So last Saturday South had a friendly against Green Gully. It was at Lakeside, so it was behind closed doors (such is life), we lost 1-0 (the score-line really doesn't matter), and the world moved on.
On the socials after the game there was an unsurprising interview with one of the youth team players who got a run. Again, no complaint from me, because these interviews are not meant to be particularly interesting or illuminating.
We got some sort of quick highlights package from a camera-angle reminiscent of one of those novelty video game angles that no one in their right mind ever uses. Once more, I expect no different, because why would there be a multi-camera set-up for a pre-season game of no importance?
Still, it is hard not to feel emotionally distant from the club at the moment. The members forum late last year and the couple of games in the eastern suburbs aside, everything's been closed doors and just... distant. I can't really find another word for it at the moment.
Memberships for 2021 aren't out yet, but they will be here soon enough, and so too will the season proper. We'll get our first home game in round 2, and then be away for a month. You'd like to think that those who are there most weeks will find themselves back at South games, but will they actually?
There's the beginnings here of an outline of a post I'd like to write, about the nature of conditional support, and the limits of "<insert team> until I die". In the past I'd probably have already written it, because I'd have felt it necessary to do so. I'd have felt that it was a pressing and worthwhile matter to discuss.
Now I'm less jaded (which for me sometimes worked as a motivating factor) and more tired. By life, sure, but also by the lack of South Melbourne action, but also by the lack of proximity to the culture. And to get to the point, how many people still care?

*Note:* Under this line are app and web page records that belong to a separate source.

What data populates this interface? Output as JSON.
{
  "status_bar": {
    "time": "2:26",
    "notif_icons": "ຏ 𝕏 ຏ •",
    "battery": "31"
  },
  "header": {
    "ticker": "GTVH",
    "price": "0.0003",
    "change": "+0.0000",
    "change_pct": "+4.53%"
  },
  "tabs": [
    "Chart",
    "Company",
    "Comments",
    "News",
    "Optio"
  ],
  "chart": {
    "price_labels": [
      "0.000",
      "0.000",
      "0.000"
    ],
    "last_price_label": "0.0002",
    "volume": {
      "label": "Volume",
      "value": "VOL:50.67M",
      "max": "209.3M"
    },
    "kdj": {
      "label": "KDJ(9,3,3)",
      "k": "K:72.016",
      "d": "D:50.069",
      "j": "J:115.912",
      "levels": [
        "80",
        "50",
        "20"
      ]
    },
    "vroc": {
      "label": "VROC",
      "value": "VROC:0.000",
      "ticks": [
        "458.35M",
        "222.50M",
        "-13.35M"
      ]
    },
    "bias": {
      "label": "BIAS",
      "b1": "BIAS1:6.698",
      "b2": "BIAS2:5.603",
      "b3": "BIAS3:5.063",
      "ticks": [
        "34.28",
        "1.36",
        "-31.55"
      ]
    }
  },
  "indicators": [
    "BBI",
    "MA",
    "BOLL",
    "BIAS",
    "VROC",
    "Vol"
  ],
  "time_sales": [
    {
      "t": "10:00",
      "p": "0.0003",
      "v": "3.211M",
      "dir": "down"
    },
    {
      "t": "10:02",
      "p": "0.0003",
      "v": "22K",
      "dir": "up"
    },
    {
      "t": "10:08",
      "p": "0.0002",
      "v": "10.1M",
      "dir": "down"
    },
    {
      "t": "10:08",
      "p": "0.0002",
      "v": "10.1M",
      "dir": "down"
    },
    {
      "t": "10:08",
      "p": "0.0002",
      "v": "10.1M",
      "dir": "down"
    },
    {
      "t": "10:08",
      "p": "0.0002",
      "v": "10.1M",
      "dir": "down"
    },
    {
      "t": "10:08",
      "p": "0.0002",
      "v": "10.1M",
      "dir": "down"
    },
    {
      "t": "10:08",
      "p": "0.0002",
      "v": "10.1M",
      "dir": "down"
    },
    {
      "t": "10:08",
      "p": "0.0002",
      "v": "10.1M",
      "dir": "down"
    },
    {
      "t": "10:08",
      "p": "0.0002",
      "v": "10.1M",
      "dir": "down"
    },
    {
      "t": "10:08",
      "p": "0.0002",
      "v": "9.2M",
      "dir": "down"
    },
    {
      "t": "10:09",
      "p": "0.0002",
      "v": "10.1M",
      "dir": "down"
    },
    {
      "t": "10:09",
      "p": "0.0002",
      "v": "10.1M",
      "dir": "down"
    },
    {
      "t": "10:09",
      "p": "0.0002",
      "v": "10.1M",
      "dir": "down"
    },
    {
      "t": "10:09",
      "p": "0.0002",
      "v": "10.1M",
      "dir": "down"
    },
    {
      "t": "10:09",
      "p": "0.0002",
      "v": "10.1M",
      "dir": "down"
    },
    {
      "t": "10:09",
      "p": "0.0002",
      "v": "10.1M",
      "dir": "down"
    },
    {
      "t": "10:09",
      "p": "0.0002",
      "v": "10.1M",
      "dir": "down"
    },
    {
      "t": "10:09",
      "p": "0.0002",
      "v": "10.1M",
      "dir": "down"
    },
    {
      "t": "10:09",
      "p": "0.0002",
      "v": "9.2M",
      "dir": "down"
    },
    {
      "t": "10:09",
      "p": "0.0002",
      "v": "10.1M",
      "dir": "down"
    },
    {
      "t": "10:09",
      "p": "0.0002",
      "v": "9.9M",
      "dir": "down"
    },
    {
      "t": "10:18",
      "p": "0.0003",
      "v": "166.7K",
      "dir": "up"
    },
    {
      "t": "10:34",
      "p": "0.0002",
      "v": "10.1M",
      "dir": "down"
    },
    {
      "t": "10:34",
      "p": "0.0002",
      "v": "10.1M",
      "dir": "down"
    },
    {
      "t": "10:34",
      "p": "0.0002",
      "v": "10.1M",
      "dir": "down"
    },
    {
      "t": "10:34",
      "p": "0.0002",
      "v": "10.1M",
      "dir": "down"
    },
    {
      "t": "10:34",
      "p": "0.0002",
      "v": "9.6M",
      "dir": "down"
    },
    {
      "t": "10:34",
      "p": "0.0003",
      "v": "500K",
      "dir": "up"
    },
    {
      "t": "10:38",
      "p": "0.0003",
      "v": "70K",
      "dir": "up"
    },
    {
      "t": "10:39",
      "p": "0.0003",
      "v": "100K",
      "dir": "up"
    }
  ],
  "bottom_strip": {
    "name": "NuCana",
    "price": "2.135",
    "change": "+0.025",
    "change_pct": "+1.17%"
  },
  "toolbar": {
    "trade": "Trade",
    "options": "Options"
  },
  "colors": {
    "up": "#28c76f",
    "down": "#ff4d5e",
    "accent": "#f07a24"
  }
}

I mean, that's a question we've asked a lot over the past 13 years of this blog, so forgiveness please for retreading old ground. But the post-Taylor seasons were a drain and the pandemic enforced break, rather than allowing people to recharge, might it act as a disincentive to come back to South?
We know that the rest of Australian soccer hasn't missed us, and neither have most of the supporters we used to have. But what if during this time off, a good chunk of the South fans we still have, spent 2020 not missing South, to the extent that they don't think about coming back?
Everything about South (its own media, online fan activity) seems so mellow, so withdrawn, that it doesn't feel like we're building toward anything. I get that there's a lot of players we haven't grown to love or loathe yet, and that's a part of the problem. I get that everyone's a bit cautious about over-selling what soccer will be like, and whether we'll have a truly competitive team.
Oh, and there's the National Second Division stuff which, even if it too isn't getting people particularly fired up, still looks more appealing to most people than another season of trudging around the industrial backblocks
I guess what I'm trying to say is, once South starts again for real in late February, will it matter to the people who still cared?
It's not meant to sound alarmist. There's just been this incredible void with anything to do with South, and who knows what we'll see on the other side of it. It's not the first time we've had to deal with such an absence and degree of inaction. And unlike the previous we (as far as I know) haven't come close to carking it, but I guess there's at east a hint of the same quality of the unknown.
It's not a matter of an ordinary off-season, take some time off, and welcome back. It's been so much time away that it's more than enough to break the habit of caring about South.
I guess I just want to get back to a game to see for myself if it still seems to mean what it's always meant; that there's still enough people who feel excitement, and angst, and camaraderie to keep this thing continuing as a viable cultural (and not just business) concern.